In our back yard, Jonathan cuts tile. He actually cut a lot of it unnecessarily, but that’s a story for another day! We were blessed with perfect weather during almost the entire construction period, which was important because so much of their work was done outside.
The finished tile (before grout), at 6:30 p.m. on Saturday. On the right, notice the towel bar. This was one of my “nonnegotiable demands,” and although Jason claimed to be unable to locate this obsolete fixture, I was not willing to take no for an answer. I searched online and found that the Daphne Home Depot had three in stock. He reported that it was very dusty! You can see from the “Before” photos that the cabinet over the toilet had a towel bar where we hung washcloths. We never actually used them, but I figured if they were hanging actually in the tub, perhaps we would. In any case, in losing the cabinet, we were going to lose the towel bar in that location, so some replacement was necessary.
Beadboard paneling and molding have been installed.
The tub enclosure has been grouted—it doesn’t look very promising!

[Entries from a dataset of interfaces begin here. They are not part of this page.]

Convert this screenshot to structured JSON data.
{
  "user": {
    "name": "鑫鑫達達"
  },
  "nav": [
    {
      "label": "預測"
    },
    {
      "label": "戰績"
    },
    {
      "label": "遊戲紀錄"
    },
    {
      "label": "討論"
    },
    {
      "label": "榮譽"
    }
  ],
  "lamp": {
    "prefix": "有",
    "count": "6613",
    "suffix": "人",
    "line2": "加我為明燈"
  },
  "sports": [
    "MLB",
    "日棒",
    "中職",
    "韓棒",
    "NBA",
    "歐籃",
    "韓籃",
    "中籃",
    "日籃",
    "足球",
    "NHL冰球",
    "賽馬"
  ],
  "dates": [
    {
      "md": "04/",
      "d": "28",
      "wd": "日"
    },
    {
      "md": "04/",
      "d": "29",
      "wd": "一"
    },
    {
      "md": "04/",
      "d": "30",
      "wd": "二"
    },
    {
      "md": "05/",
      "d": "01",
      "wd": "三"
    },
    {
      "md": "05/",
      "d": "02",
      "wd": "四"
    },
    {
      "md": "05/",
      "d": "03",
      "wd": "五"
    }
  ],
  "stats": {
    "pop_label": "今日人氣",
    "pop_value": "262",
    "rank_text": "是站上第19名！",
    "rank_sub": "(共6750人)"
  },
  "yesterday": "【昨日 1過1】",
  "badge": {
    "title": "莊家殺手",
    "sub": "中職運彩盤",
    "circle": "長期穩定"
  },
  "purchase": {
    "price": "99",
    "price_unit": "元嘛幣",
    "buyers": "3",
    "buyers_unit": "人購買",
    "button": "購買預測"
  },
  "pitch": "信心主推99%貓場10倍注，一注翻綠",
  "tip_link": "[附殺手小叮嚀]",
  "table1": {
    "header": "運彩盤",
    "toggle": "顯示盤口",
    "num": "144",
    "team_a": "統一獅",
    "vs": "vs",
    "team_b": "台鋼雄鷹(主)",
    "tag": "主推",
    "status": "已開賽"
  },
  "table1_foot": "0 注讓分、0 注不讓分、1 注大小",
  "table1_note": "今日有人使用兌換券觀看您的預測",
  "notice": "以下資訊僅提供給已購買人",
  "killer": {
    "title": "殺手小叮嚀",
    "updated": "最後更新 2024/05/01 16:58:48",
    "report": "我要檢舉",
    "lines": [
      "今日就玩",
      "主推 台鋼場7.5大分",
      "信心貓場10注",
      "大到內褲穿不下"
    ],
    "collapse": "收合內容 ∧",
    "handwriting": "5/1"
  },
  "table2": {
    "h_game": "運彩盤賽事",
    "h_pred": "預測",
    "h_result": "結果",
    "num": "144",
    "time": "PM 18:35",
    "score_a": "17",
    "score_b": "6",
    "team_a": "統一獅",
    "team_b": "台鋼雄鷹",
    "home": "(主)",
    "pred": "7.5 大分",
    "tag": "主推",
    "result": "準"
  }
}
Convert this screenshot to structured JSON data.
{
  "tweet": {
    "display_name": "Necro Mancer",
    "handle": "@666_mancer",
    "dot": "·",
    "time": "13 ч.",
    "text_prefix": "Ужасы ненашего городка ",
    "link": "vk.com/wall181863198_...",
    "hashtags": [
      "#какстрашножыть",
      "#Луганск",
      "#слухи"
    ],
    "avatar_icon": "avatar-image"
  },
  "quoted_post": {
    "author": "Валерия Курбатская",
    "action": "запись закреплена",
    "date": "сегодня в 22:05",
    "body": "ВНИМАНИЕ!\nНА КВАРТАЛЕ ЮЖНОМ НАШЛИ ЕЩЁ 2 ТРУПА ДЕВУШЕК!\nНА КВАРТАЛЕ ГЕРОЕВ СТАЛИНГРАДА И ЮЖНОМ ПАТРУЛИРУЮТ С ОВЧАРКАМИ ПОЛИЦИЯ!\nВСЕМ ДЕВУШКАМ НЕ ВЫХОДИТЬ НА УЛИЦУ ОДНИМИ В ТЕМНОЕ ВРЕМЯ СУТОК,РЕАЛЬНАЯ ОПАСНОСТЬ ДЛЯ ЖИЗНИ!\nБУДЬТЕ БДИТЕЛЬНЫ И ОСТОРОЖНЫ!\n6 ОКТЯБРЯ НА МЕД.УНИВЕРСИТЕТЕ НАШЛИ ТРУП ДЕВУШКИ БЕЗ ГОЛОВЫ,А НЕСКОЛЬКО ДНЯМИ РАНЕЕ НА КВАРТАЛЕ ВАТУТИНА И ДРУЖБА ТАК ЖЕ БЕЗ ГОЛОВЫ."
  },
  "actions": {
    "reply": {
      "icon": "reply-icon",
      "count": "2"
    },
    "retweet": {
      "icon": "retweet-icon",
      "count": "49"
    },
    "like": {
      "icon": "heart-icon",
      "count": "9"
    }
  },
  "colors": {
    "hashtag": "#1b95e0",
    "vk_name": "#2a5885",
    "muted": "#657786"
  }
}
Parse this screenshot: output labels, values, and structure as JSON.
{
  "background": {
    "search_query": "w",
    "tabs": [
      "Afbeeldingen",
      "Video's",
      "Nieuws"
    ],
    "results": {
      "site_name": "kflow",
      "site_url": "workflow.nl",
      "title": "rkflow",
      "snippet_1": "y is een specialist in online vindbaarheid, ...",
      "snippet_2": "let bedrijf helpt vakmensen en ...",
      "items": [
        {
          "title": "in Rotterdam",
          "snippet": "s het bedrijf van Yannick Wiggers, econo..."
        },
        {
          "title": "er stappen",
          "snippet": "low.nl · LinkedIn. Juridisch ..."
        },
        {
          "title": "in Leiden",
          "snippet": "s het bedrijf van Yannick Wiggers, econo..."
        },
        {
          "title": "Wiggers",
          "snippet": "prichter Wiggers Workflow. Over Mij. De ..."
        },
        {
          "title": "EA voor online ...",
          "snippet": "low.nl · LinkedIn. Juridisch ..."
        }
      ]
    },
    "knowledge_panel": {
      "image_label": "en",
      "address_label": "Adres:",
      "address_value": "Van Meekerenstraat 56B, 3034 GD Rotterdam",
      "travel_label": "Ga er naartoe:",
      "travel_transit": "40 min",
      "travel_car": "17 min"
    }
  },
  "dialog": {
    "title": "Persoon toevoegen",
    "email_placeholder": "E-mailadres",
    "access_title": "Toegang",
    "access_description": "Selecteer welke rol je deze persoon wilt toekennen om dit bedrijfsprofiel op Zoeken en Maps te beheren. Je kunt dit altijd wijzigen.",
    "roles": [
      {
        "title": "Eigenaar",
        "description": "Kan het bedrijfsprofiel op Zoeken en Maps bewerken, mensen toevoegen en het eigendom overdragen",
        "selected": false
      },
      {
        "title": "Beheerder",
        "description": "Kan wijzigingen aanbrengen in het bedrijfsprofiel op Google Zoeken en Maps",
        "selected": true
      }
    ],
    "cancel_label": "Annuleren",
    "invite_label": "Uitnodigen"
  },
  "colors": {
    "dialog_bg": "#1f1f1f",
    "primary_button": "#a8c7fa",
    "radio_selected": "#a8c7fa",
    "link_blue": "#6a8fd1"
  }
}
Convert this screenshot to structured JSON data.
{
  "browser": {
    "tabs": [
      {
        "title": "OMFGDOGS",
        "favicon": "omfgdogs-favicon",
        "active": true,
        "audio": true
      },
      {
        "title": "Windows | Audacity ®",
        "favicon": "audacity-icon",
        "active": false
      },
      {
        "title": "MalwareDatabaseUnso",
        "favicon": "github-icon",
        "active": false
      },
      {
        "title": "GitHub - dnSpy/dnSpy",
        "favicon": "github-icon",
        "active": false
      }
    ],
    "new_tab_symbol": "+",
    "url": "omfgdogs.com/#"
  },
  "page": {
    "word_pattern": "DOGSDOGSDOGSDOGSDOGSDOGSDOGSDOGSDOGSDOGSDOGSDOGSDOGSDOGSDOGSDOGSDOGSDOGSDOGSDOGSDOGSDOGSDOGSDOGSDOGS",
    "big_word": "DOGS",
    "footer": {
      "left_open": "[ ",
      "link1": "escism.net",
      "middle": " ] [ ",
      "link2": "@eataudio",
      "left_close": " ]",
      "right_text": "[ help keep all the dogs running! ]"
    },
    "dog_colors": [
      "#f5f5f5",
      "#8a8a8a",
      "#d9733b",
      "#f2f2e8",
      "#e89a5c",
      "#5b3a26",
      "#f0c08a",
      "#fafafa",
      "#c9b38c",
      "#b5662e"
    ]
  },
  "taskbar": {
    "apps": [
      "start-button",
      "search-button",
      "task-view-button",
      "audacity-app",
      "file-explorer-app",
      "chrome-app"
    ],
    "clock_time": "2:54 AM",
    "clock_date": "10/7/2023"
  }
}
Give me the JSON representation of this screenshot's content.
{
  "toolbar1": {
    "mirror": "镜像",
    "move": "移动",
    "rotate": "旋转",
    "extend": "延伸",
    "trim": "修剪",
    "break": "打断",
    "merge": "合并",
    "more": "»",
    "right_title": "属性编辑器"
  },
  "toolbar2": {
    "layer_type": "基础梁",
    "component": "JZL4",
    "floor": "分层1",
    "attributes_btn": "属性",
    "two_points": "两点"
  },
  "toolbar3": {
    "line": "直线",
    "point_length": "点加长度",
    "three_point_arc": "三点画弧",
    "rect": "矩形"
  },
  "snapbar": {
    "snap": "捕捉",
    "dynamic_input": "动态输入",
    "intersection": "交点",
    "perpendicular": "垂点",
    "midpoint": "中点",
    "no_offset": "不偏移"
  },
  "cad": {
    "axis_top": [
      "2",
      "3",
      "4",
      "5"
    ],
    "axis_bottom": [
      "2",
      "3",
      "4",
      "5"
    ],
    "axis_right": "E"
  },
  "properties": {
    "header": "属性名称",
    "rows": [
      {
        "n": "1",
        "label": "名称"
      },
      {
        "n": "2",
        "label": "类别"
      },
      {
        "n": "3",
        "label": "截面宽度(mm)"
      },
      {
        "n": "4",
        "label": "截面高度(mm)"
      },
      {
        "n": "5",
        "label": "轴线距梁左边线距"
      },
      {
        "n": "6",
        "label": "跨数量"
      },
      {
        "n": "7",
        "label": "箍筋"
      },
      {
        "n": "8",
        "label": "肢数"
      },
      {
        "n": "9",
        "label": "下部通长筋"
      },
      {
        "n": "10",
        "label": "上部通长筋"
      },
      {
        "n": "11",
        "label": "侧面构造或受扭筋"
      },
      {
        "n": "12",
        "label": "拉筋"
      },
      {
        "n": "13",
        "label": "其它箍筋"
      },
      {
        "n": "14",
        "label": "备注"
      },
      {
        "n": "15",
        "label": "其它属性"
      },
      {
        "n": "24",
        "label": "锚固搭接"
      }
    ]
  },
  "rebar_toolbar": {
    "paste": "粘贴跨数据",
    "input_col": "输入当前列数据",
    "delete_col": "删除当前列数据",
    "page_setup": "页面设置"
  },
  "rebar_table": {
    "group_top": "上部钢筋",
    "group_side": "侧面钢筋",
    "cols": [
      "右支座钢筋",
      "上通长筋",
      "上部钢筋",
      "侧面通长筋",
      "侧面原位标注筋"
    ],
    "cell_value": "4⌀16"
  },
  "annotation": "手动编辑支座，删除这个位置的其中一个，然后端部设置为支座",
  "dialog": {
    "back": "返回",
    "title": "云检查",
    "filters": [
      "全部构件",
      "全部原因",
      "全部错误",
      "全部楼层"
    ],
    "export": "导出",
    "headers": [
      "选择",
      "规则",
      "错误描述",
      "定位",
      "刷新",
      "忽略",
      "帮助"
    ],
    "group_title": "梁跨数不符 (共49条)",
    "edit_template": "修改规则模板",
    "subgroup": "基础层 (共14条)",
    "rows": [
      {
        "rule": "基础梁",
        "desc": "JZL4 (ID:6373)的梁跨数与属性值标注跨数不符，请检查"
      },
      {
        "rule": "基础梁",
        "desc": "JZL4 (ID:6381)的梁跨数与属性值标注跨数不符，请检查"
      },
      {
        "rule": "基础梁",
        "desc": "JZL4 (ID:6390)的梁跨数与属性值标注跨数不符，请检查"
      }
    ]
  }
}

This was something new Jason was trying—and liking. It’s special ceiling paint that is tinted pink so you can see, when you apply it, where you have painted and where you have missed. It dries white. (I thought the name on the can was Sherwin-Williams, but the only thing I can find online like this is Glidden.)
Dark grout on the floor—again, requiring a leap of faith!
Dark grey wall paint makes the finished tiling and painted wainscoting pop.
The light fixture has been installed.
The vanity and countertop/lavatory are in. Although the countertop is marble, the sink is vitreous china. This was another of my requisites. Our previous countertop had been molded cultured marble, and, although it had given us quite a few good years of service (probably at least 25 of the 36 years we’ve been in the house), for quite a few years the sink had been worn down to the underlying chalk in places, making it difficult to clean, not to mention unsightly. We opted for a 31″ countertop and larger vanity to replace the 24″ one. I’m not sure we need the extra storage space we gain in the cabinet, but the extra countertop space will be very welcome.
Jason installs the curtain rod, a curved one, which we’re actually not crazy about but will get used to. After this photo was taken, it had to be relocated because we determined that a standard 72″ ×72″ shower curtain would not reach the tub, and the shortest “extra-long” one (84″) would drag on the floor.
These photos were taken when construction was complete but before the room had been “dressed.”
These were taken after furnishings had been added.
In this photo you can glimpse the new solid panel door (with brushed nickel lever lockset) that replaced a flush hollow door. Jonathan worked hard at getting this squared up (the old one was poorly installed) and perfecting the threshold.
For those who are interested in such things, the paint color (from Home Depot) is Antique Tin (PPU18-03). The vanity (Kountry Wood) and the Carrara marble countertop are from Hood’s. The vanity light (from Lowe’s) is Kichler Oxby. The wall cabinet (also from Lowe’s) is Glacier Bay Lancaster. The lavatory fixture is Delta Everly from Home Depot. We had wanted the widespread model but had to settle for the centerset because that’s the way the marble vanity top was drilled.
The shower fixtures are a combination. The Delta hand shower with slide bar came from Lowe’s; the valve, faucet, shower arm, and flange are Delta Celice from Home Depot (the “rain”-style shower head was not used).
The accessories—26″ × 23″ pivoting wall mirror, 24″ double towel bar, towel ring, toilet paper holder, tank lever, and double robe hook—all in spot-resist brushed nickel, are all Moen Banbury, from Home Depot.
The Better Homes and Gardens waffle stripe pieced-fabric shower curtain is from Walmart; the other furnishings—Antique Pewter soap dispenser, Antique Pewter tumbler, black marble toothbrush holder, brushed nickel shower curtain hooks, Flat Gray 20″ × 34″ rug, Flat Gray contour rug, and Flat Gray toilet lid cover—are from Target. The shower curtain, in addition to being quite attractive, has the bonus feature that it can be hung with the stripes running either horizontally or vertically.